Area: 38.0 hectares.
This site is within the Bodmin Moor Area of Outstanding Beauty.
This damp wooded gorge on the River Fowey lies on the steep slopes of the southern edge of the Bodmin Moor granite, some 4 kilometres to the north-west of Liskeard.
The soils are free draining and the majority of the woodland is composed of irregular high forest, dominated by oak, with ash Fraxinus excelsior. Some patches of sessile oak Quercus petraea have been coppiced. There is a sparse shrub layer of hazel Corylus avellana and holly Ilex aquifolium. The field layer is generally acidophilous with greater woodrush Luzula sylvatica, bilberry Vaccinium myrtillus and hard fern Blechnum spicant, but on the better soils there is bracken Pteridium aquilinum and bramble Rubus fruticosus agg., with sanicle Sanicula europaea occurring locally.
Draynes Wood is of particular importance as one of Cornwall’s richest sites for lower plants; 37 species of liverwort and 86 species of moss have been recorded. Of special note are the 2 nationally rare plants, the Tunbridge filmy-fern Hymenophyllum tunbridgense and the moss Fissidens polyphyllus. A total of 48 lichen species are recorded including the nationally rare Parmelia dissecta and several other ancient woodland indicator species.

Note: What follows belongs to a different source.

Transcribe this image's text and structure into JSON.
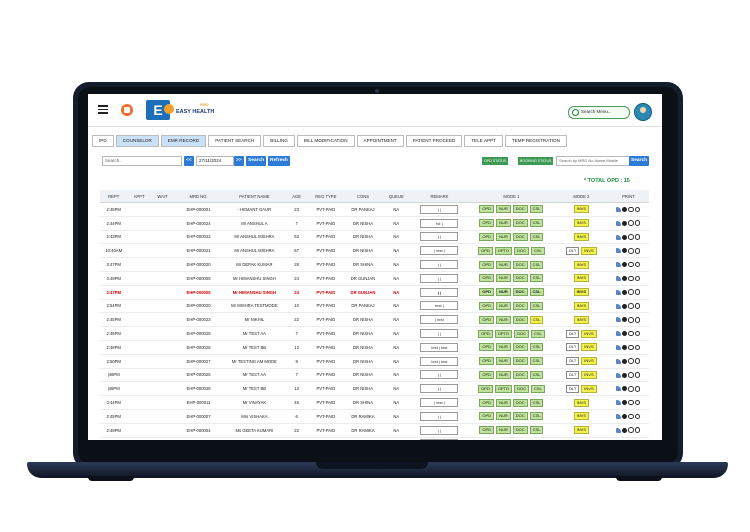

The course of the River Fowey is broken by a series of deep pools, waterfalls and rapids, known as Golitha Falls, providing habitats for dragonflies and other insects. Dipper Cinclus cinclus and treecreeper Certhia familiaris frequent the site.